**What you need to do:**
Tally the lines of the data that include the word "icon" and state the total, nothing else.

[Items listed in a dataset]
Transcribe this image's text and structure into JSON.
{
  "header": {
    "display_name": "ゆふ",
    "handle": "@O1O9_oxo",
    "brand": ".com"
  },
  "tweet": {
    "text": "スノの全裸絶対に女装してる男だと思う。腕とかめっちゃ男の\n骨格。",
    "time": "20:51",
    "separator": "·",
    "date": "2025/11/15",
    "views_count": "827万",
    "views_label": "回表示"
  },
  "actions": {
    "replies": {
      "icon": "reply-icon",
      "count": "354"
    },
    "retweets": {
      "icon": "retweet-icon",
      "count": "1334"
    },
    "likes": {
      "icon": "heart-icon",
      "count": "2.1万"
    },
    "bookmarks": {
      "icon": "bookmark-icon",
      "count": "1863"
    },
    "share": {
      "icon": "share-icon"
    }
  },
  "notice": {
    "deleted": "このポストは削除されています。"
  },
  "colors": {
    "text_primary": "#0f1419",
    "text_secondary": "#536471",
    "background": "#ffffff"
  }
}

**Solution to the problem:**
5